***** THE DATA

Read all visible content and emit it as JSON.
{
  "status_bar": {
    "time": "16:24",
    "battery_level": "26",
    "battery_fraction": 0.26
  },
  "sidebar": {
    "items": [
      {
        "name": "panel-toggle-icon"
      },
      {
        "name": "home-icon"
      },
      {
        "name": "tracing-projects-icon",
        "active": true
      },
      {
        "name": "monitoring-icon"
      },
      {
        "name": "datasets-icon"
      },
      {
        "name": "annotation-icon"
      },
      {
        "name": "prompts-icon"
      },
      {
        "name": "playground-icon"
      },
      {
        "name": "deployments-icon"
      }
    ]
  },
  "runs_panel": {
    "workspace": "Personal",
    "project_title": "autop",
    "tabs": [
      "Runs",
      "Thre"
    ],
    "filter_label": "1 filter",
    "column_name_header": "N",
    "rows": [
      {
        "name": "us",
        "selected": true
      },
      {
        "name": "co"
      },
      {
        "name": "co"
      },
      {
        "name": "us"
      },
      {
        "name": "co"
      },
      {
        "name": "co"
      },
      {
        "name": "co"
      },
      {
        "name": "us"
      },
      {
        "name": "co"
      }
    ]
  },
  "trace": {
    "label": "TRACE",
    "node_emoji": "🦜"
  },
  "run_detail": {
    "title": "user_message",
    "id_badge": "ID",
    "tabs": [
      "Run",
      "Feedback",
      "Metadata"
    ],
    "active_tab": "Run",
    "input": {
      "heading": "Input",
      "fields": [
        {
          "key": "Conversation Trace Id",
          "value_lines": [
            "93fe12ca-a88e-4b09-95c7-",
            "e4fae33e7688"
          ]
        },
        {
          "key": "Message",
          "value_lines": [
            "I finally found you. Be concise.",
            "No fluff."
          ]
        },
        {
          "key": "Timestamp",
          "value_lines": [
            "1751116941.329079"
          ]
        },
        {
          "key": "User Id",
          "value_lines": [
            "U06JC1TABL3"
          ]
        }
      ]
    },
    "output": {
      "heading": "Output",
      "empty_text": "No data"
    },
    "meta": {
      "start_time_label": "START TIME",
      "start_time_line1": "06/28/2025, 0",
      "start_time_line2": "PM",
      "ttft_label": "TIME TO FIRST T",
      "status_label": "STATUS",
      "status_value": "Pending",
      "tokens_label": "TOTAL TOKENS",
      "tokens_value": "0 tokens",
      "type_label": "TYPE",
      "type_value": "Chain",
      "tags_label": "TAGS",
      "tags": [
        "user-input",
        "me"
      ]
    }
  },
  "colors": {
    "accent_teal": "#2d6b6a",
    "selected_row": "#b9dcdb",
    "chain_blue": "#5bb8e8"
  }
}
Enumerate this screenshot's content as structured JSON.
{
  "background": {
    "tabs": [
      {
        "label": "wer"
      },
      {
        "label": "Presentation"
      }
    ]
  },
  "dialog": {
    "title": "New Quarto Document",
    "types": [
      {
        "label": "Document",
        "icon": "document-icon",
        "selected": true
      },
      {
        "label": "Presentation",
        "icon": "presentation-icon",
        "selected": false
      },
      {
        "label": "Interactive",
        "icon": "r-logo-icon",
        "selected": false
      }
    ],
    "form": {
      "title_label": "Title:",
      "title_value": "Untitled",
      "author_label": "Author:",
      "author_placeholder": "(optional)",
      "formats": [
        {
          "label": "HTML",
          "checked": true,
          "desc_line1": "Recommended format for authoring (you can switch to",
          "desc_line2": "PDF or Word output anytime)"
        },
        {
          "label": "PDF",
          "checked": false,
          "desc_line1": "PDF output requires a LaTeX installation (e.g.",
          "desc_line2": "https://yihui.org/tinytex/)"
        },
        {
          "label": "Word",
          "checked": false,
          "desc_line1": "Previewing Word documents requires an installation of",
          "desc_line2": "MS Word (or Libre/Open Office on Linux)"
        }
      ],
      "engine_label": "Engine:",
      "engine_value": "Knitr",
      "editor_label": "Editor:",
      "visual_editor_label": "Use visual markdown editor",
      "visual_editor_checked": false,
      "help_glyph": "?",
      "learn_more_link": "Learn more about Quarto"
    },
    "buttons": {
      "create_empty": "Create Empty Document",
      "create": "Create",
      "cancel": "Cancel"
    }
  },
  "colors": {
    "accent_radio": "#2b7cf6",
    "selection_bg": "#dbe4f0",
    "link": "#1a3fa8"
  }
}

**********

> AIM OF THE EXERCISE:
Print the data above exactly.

> RESULT FOR THIS EXERCISE:
Read all visible content and emit it as JSON.
{
  "status_bar": {
    "time": "16:24",
    "battery_level": "26",
    "battery_fraction": 0.26
  },
  "sidebar": {
    "items": [
      {
        "name": "panel-toggle-icon"
      },
      {
        "name": "home-icon"
      },
      {
        "name": "tracing-projects-icon",
        "active": true
      },
      {
        "name": "monitoring-icon"
      },
      {
        "name": "datasets-icon"
      },
      {
        "name": "annotation-icon"
      },
      {
        "name": "prompts-icon"
      },
      {
        "name": "playground-icon"
      },
      {
        "name": "deployments-icon"
      }
    ]
  },
  "runs_panel": {
    "workspace": "Personal",
    "project_title": "autop",
    "tabs": [
      "Runs",
      "Thre"
    ],
    "filter_label": "1 filter",
    "column_name_header": "N",
    "rows": [
      {
        "name": "us",
        "selected": true
      },
      {
        "name": "co"
      },
      {
        "name": "co"
      },
      {
        "name": "us"
      },
      {
        "name": "co"
      },
      {
        "name": "co"
      },
      {
        "name": "co"
      },
      {
        "name": "us"
      },
      {
        "name": "co"
      }
    ]
  },
  "trace": {
    "label": "TRACE",
    "node_emoji": "🦜"
  },
  "run_detail": {
    "title": "user_message",
    "id_badge": "ID",
    "tabs": [
      "Run",
      "Feedback",
      "Metadata"
    ],
    "active_tab": "Run",
    "input": {
      "heading": "Input",
      "fields": [
        {
          "key": "Conversation Trace Id",
          "value_lines": [
            "93fe12ca-a88e-4b09-95c7-",
            "e4fae33e7688"
          ]
        },
        {
          "key": "Message",
          "value_lines": [
            "I finally found you. Be concise.",
            "No fluff."
          ]
        },
        {
          "key": "Timestamp",
          "value_lines": [
            "1751116941.329079"
          ]
        },
        {
          "key": "User Id",
          "value_lines": [
            "U06JC1TABL3"
          ]
        }
      ]
    },
    "output": {
      "heading": "Output",
      "empty_text": "No data"
    },
    "meta": {
      "start_time_label": "START TIME",
      "start_time_line1": "06/28/2025, 0",
      "start_time_line2": "PM",
      "ttft_label": "TIME TO FIRST T",
      "status_label": "STATUS",
      "status_value": "Pending",
      "tokens_label": "TOTAL TOKENS",
      "tokens_value": "0 tokens",
      "type_label": "TYPE",
      "type_value": "Chain",
      "tags_label": "TAGS",
      "tags": [
        "user-input",
        "me"
      ]
    }
  },
  "colors": {
    "accent_teal": "#2d6b6a",
    "selected_row": "#b9dcdb",
    "chain_blue": "#5bb8e8"
  }
}
Enumerate this screenshot's content as structured JSON.
{
  "background": {
    "tabs": [
      {
        "label": "wer"
      },
      {
        "label": "Presentation"
      }
    ]
  },
  "dialog": {
    "title": "New Quarto Document",
    "types": [
      {
        "label": "Document",
        "icon": "document-icon",
        "selected": true
      },
      {
        "label": "Presentation",
        "icon": "presentation-icon",
        "selected": false
      },
      {
        "label": "Interactive",
        "icon": "r-logo-icon",
        "selected": false
      }
    ],
    "form": {
      "title_label": "Title:",
      "title_value": "Untitled",
      "author_label": "Author:",
      "author_placeholder": "(optional)",
      "formats": [
        {
          "label": "HTML",
          "checked": true,
          "desc_line1": "Recommended format for authoring (you can switch to",
          "desc_line2": "PDF or Word output anytime)"
        },
        {
          "label": "PDF",
          "checked": false,
          "desc_line1": "PDF output requires a LaTeX installation (e.g.",
          "desc_line2": "https://yihui.org/tinytex/)"
        },
        {
          "label": "Word",
          "checked": false,
          "desc_line1": "Previewing Word documents requires an installation of",
          "desc_line2": "MS Word (or Libre/Open Office on Linux)"
        }
      ],
      "engine_label": "Engine:",
      "engine_value": "Knitr",
      "editor_label": "Editor:",
      "visual_editor_label": "Use visual markdown editor",
      "visual_editor_checked": false,
      "help_glyph": "?",
      "learn_more_link": "Learn more about Quarto"
    },
    "buttons": {
      "create_empty": "Create Empty Document",
      "create": "Create",
      "cancel": "Cancel"
    }
  },
  "colors": {
    "accent_radio": "#2b7cf6",
    "selection_bg": "#dbe4f0",
    "link": "#1a3fa8"
  }
}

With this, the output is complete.